So the same Dixon has a pitiable life: incoherent because of speech defect and alcoholism, a loner living with his mother who, turns out, has racist views, too. (“Things were much better down South back in the day,” she says at one point.) The same Dixon later gets caught in a fire at the police station; it was set by Mildred. He somehow survives, gets multiple burns but more importantly manages to rescue an important set of files: of Angela Hayes’s murder. Mildred’s baffled, horrified expression tells its own story. Ideology – rigid, theoretical, patterned – losing out to man – amorphous, real, self-contradictory. McDonagh’s film has several scenes like these, where characters try to redeem themselves, not unlike our own efforts where we’ve tried convincing ourselves that we’re better than our worst moments. Good films nudge you to forgive the villains; great films ask you to forgive yourself.

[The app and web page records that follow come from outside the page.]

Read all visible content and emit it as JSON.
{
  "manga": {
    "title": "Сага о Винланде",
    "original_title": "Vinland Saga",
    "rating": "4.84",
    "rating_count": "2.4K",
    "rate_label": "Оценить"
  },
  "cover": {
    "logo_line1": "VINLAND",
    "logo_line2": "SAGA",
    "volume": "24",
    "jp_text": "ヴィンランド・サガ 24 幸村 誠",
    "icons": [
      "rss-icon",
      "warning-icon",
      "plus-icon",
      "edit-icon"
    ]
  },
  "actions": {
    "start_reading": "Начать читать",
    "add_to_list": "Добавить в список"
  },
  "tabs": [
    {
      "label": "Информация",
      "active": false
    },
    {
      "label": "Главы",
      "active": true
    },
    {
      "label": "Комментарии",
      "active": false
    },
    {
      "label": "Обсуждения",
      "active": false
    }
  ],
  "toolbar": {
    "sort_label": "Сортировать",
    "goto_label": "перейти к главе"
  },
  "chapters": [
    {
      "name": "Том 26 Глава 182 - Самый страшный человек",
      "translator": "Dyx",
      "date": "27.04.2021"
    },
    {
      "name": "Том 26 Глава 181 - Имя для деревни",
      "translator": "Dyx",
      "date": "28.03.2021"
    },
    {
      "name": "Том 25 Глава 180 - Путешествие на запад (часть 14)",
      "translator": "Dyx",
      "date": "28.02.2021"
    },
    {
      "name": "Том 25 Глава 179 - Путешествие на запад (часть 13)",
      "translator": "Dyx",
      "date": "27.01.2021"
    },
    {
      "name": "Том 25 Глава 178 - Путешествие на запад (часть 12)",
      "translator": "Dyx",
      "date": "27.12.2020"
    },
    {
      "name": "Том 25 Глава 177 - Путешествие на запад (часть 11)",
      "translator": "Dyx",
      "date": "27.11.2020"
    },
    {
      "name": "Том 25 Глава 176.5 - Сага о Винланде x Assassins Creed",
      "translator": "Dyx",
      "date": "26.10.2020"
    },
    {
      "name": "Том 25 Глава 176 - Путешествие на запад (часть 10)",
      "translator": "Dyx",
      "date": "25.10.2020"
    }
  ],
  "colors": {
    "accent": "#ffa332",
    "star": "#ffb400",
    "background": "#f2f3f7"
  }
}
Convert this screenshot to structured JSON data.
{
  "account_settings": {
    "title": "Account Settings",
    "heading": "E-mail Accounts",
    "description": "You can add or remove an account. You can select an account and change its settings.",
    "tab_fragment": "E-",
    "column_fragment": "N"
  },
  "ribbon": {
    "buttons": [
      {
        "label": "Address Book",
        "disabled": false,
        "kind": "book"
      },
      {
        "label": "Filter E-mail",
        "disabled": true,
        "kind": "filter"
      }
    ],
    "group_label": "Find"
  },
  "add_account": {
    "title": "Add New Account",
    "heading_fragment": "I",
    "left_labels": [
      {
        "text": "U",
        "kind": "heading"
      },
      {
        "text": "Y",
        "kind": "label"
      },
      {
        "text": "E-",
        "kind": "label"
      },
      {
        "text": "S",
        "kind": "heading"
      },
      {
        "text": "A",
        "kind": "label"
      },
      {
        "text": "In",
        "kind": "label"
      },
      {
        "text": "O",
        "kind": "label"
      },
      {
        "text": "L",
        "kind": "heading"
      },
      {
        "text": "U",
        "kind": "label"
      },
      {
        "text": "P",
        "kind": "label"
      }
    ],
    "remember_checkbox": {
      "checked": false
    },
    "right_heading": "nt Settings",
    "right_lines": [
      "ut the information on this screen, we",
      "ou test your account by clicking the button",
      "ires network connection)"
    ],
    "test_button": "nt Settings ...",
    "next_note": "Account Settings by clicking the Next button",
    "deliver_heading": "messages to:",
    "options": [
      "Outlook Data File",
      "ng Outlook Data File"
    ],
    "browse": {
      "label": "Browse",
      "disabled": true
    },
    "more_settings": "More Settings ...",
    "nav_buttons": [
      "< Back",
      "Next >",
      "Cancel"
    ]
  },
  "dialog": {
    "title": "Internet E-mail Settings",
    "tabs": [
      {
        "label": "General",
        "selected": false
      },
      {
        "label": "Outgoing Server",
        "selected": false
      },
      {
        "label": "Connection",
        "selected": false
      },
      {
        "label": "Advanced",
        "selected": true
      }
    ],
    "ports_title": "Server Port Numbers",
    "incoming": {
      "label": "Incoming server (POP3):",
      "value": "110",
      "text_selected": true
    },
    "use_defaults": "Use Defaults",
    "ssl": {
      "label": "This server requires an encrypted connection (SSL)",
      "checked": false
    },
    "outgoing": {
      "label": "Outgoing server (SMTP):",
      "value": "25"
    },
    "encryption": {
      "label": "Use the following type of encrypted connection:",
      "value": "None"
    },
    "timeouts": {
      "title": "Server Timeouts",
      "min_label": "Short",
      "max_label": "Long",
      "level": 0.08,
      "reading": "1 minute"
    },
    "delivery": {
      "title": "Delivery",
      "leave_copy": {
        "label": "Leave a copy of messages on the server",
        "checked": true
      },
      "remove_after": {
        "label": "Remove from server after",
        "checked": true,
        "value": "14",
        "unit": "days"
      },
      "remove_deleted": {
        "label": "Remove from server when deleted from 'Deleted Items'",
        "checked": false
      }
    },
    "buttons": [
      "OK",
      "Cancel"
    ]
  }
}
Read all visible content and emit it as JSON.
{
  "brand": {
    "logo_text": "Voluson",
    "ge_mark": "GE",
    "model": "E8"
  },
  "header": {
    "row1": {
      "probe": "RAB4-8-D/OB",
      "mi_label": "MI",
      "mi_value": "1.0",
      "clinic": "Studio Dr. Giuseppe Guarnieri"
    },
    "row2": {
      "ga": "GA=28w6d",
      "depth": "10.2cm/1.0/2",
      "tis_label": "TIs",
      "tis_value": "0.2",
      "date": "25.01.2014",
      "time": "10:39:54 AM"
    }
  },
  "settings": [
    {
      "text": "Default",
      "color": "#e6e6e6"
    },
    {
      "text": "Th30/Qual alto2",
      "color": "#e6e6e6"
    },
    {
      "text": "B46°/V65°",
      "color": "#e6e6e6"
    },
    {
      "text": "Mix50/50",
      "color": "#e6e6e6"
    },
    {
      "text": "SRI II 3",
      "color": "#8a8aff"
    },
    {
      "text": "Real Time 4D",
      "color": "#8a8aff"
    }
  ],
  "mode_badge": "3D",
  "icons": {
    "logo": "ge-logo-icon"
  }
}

Three Billboards Outside Ebbing, Missouri treats its other characters likewise. Every face, every story has two sides – truths blend with lies, smiles with sneers, machismo with vulnerability. McDonagh’s drama is, of course, not the first film to point towards these schisms, but its involvement and, more importantly, consistency in investigating human frailty is remarkable. It’s not the kind of film that relies on revelations or solutions. The world is pretty much as it is and will remain so. Our causes and revolutions – our collective moral outrage – will come and go. What will be left behind is us – with all our ugliness – and this world that we’ve helped destroy. But there is no running away, the film’s persistent inquiry implies because we’ve to do with what we’ve got.
But McDonagh, who has previously made In Bruges and Seven Psychopaths, both uniquely absurd and whimsical, is also smart enough to know that a film is not just its social or political subtext, that it should also stand on its own otherwise. Three Billboards Outside Ebbing, Missouri is constantly alive by sharp writing, made all the more memorable by dark, unsparing humour, which, on the surface, looks out of place in a subject like this.
The humour here juggles two lexicons – straightforward banter eliciting instant laughs and its smarter offshoot, resting on attention to detail, making you chuckle almost in hindsight – that makes it shine even amid bleakness. McDormand and Rockwell’s performances, thoroughly deserving of their nominations at the 90th Academy Awards, further enrich this film. Their anger, resentment and bitterness, along with a muted desire to be understood, make Three Billboards Outside Ebbing, Missouri a rare gem. It tells us to step into the sunlight, but before we grumble about another gloomy day, it asks us to check whether we’ve taken our tinted glasses off.